ccifree.com/ and submit the candidate’s educational documents along with a current, accurate resume, and indicate the H1B job. We will get back to your within 24 hours with a pre-evaluation and full analysis of your case and how to best move forward in successfully answering the RFE.]]>
ccifree.com/, or call 800-771-4723.]]>

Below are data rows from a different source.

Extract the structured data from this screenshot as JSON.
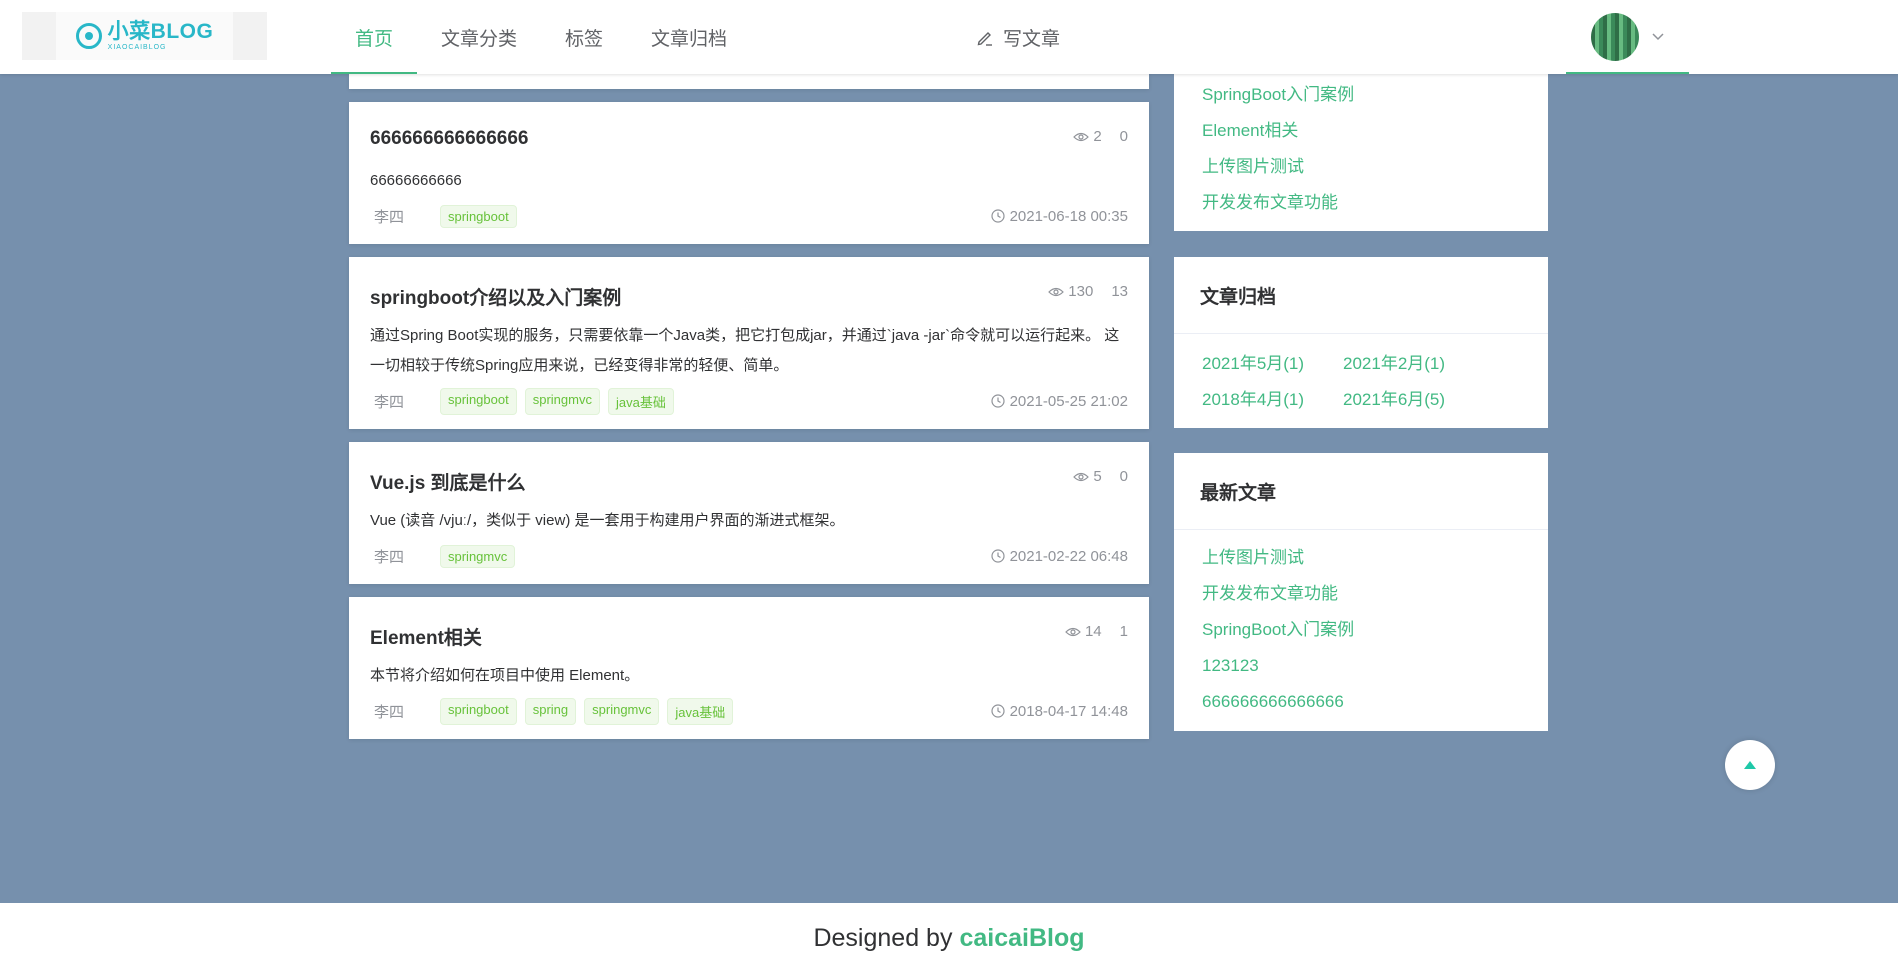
{
  "header": {
    "logo": {
      "text": "小菜BLOG",
      "sub": "XIAOCAIBLOG"
    },
    "nav": [
      {
        "label": "首页",
        "active": true
      },
      {
        "label": "文章分类",
        "active": false
      },
      {
        "label": "标签",
        "active": false
      },
      {
        "label": "文章归档",
        "active": false
      }
    ],
    "write_label": "写文章"
  },
  "articles": [
    {
      "title": "666666666666666",
      "summary": "66666666666",
      "views": "2",
      "comments": "0",
      "author": "李四",
      "tags": [
        "springboot"
      ],
      "date": "2021-06-18 00:35"
    },
    {
      "title": "springboot介绍以及入门案例",
      "summary": "通过Spring Boot实现的服务，只需要依靠一个Java类，把它打包成jar，并通过`java -jar`命令就可以运行起来。 这一切相较于传统Spring应用来说，已经变得非常的轻便、简单。",
      "views": "130",
      "comments": "13",
      "author": "李四",
      "tags": [
        "springboot",
        "springmvc",
        "java基础"
      ],
      "date": "2021-05-25 21:02"
    },
    {
      "title": "Vue.js 到底是什么",
      "summary": "Vue (读音 /vjuː/，类似于 view) 是一套用于构建用户界面的渐进式框架。",
      "views": "5",
      "comments": "0",
      "author": "李四",
      "tags": [
        "springmvc"
      ],
      "date": "2021-02-22 06:48"
    },
    {
      "title": "Element相关",
      "summary": "本节将介绍如何在项目中使用 Element。",
      "views": "14",
      "comments": "1",
      "author": "李四",
      "tags": [
        "springboot",
        "spring",
        "springmvc",
        "java基础"
      ],
      "date": "2018-04-17 14:48"
    }
  ],
  "sidebar": {
    "hot_partial": [
      "SpringBoot入门案例",
      "Element相关",
      "上传图片测试",
      "开发发布文章功能"
    ],
    "archive": {
      "title": "文章归档",
      "items": [
        "2021年5月(1)",
        "2021年2月(1)",
        "2018年4月(1)",
        "2021年6月(5)"
      ]
    },
    "latest": {
      "title": "最新文章",
      "items": [
        "上传图片测试",
        "开发发布文章功能",
        "SpringBoot入门案例",
        "123123",
        "666666666666666"
      ]
    }
  },
  "footer": {
    "prefix": "Designed by",
    "brand": "caicaiBlog"
  },
  "colors": {
    "accent": "#42b983",
    "background": "#7690ad",
    "tag": "#67c23a"
  }
}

One of the very most common H1B RFE triggers is a 3-year bachelor’s degree with no credential evaluation, or with the wrong kind of credential evaluation. Many H1B candidates come to the United States to work missing a fourth year of education. The Indian 3-year Bachelor’s degree is the most common 3-year degree to trigger an RFE because there are only twelve years of pre-college education rather than thirteen. Although 3-year degrees from India tend to have even more classroom contact hours than the US 4-year bachelor’s degree, CIS is hung up on that missing fourth year. If you or your employee or client has an Indian 3-year bachelor’s degree and you submitted the H1B petition without a credential evaluation, chances are you received an RFE regarding the candidate’s education. Even if you did submit a credential evaluation with the petition, you may have received an RFE anyway, and here’s why: Every visa has particular regulations surrounding what CIS will and will not accept for educational equivalencies. In addition, CIS approval trends change year to year. For example, in the past, we could write a classroom clock hours conversion breaking down the number of hours students spend in class for an Indian 3-year Bachelors degree. Then, we would use the Carnegie Unit conversion which converts fifteen hours of classroom contact hours into 1 hour of college credit. A US 4-year Bachelor’s degree contains a minimum of 120 credit hours. If the 3-year degree contained at least this many credit hours, the equivalency would work. This is not the case anymore. Now, the right credential evaluation for an H1B candidate’s 3-year degree uses a work experience conversion to account for the missing fourth year. CIS is VERY focused on that missing fourth year of education regardless of the intensity of education. Here’s how it works: Three years of progressive work experience in the field of your or your employee or client’s H1B job can be converted into one year of college credit. In this work experience, the candidate must have taken on more responsibility and tasks of greater specialization while at this job, proving that education occurred on the job. This conversion must be written by a professor authorized to grant college credit for work experience. At TheDegreePeople.com, we always have authorized professors on staff available to write these evaluations. If you or your employee or client received an RFE for a 3-year degree, don’t get too far on your response without a full analysis of your situation and all of your options moving forward. Let us review the case. Simply go to ccifree.com and submit all of the educational documents and a current, accurate resume and we will get back to you within 24 hours with your pre-evaluation, full analysis, and all of your options. About the Author Sheila Danzig Sheila Danzig is the Executive Director of TheDegreePeople.com, a Foreign Credentials Evaluation Agency. For a no charge analysis of any difficult case, RE, Denial, or NOID, please go to http://www.ccifree.com/ or call 800.771.4723.]]>
- Put it down and go back to the original H1B requirements.
- Go to CCIFREE.COM for a free consultation on how to best proceed.